• Work order:
Go through the entries and copy each one exactly. Leave none out.

Dataset rows describing interfaces:
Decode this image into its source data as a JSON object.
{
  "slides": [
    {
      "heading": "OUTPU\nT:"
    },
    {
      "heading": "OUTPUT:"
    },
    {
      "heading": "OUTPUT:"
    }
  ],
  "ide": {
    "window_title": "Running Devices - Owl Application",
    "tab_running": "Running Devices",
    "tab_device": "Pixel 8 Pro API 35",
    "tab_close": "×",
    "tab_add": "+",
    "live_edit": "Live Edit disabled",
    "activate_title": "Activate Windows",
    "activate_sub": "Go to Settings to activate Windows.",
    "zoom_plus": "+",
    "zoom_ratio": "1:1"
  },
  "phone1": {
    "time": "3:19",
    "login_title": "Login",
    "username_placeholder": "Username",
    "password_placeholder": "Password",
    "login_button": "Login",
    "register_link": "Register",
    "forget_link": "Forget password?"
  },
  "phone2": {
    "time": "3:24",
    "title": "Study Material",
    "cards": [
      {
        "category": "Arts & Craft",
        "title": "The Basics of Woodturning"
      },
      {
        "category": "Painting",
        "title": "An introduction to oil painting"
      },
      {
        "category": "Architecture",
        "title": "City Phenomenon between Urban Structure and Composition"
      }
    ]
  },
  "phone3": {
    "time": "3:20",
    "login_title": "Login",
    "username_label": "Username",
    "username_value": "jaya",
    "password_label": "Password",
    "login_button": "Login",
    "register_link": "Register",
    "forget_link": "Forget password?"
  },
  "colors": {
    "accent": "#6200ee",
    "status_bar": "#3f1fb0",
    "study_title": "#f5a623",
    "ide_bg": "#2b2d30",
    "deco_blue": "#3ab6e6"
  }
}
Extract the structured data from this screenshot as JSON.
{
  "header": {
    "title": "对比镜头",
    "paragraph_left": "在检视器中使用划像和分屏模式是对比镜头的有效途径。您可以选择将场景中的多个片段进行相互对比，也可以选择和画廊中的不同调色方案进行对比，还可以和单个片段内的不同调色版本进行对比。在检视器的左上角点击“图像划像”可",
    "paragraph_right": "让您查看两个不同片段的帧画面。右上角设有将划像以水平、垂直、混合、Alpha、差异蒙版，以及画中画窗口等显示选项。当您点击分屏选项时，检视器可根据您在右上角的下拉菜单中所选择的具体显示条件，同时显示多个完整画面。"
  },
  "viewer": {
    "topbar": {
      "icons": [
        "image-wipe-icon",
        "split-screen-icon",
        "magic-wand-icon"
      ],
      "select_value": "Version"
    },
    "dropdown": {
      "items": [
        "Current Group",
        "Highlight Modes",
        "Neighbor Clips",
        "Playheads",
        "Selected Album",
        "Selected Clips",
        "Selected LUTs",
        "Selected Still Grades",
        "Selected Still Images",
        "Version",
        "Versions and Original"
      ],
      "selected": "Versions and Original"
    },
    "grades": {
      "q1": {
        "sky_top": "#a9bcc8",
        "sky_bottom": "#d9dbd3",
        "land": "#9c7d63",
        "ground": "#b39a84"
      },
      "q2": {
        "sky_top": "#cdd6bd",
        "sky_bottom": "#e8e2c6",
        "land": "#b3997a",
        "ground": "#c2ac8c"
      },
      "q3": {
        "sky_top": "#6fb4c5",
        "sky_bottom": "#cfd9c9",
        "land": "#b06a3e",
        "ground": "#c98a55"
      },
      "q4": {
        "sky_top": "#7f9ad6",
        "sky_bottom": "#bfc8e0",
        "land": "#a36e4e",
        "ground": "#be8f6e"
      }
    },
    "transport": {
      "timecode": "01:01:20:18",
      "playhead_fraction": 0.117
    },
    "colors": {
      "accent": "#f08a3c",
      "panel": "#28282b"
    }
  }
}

• Task result:
Decode this image into its source data as a JSON object.
{
  "slides": [
    {
      "heading": "OUTPU\nT:"
    },
    {
      "heading": "OUTPUT:"
    },
    {
      "heading": "OUTPUT:"
    }
  ],
  "ide": {
    "window_title": "Running Devices - Owl Application",
    "tab_running": "Running Devices",
    "tab_device": "Pixel 8 Pro API 35",
    "tab_close": "×",
    "tab_add": "+",
    "live_edit": "Live Edit disabled",
    "activate_title": "Activate Windows",
    "activate_sub": "Go to Settings to activate Windows.",
    "zoom_plus": "+",
    "zoom_ratio": "1:1"
  },
  "phone1": {
    "time": "3:19",
    "login_title": "Login",
    "username_placeholder": "Username",
    "password_placeholder": "Password",
    "login_button": "Login",
    "register_link": "Register",
    "forget_link": "Forget password?"
  },
  "phone2": {
    "time": "3:24",
    "title": "Study Material",
    "cards": [
      {
        "category": "Arts & Craft",
        "title": "The Basics of Woodturning"
      },
      {
        "category": "Painting",
        "title": "An introduction to oil painting"
      },
      {
        "category": "Architecture",
        "title": "City Phenomenon between Urban Structure and Composition"
      }
    ]
  },
  "phone3": {
    "time": "3:20",
    "login_title": "Login",
    "username_label": "Username",
    "username_value": "jaya",
    "password_label": "Password",
    "login_button": "Login",
    "register_link": "Register",
    "forget_link": "Forget password?"
  },
  "colors": {
    "accent": "#6200ee",
    "status_bar": "#3f1fb0",
    "study_title": "#f5a623",
    "ide_bg": "#2b2d30",
    "deco_blue": "#3ab6e6"
  }
}
Extract the structured data from this screenshot as JSON.
{
  "header": {
    "title": "对比镜头",
    "paragraph_left": "在检视器中使用划像和分屏模式是对比镜头的有效途径。您可以选择将场景中的多个片段进行相互对比，也可以选择和画廊中的不同调色方案进行对比，还可以和单个片段内的不同调色版本进行对比。在检视器的左上角点击“图像划像”可",
    "paragraph_right": "让您查看两个不同片段的帧画面。右上角设有将划像以水平、垂直、混合、Alpha、差异蒙版，以及画中画窗口等显示选项。当您点击分屏选项时，检视器可根据您在右上角的下拉菜单中所选择的具体显示条件，同时显示多个完整画面。"
  },
  "viewer": {
    "topbar": {
      "icons": [
        "image-wipe-icon",
        "split-screen-icon",
        "magic-wand-icon"
      ],
      "select_value": "Version"
    },
    "dropdown": {
      "items": [
        "Current Group",
        "Highlight Modes",
        "Neighbor Clips",
        "Playheads",
        "Selected Album",
        "Selected Clips",
        "Selected LUTs",
        "Selected Still Grades",
        "Selected Still Images",
        "Version",
        "Versions and Original"
      ],
      "selected": "Versions and Original"
    },
    "grades": {
      "q1": {
        "sky_top": "#a9bcc8",
        "sky_bottom": "#d9dbd3",
        "land": "#9c7d63",
        "ground": "#b39a84"
      },
      "q2": {
        "sky_top": "#cdd6bd",
        "sky_bottom": "#e8e2c6",
        "land": "#b3997a",
        "ground": "#c2ac8c"
      },
      "q3": {
        "sky_top": "#6fb4c5",
        "sky_bottom": "#cfd9c9",
        "land": "#b06a3e",
        "ground": "#c98a55"
      },
      "q4": {
        "sky_top": "#7f9ad6",
        "sky_bottom": "#bfc8e0",
        "land": "#a36e4e",
        "ground": "#be8f6e"
      }
    },
    "transport": {
      "timecode": "01:01:20:18",
      "playhead_fraction": 0.117
    },
    "colors": {
      "accent": "#f08a3c",
      "panel": "#28282b"
    }
  }
}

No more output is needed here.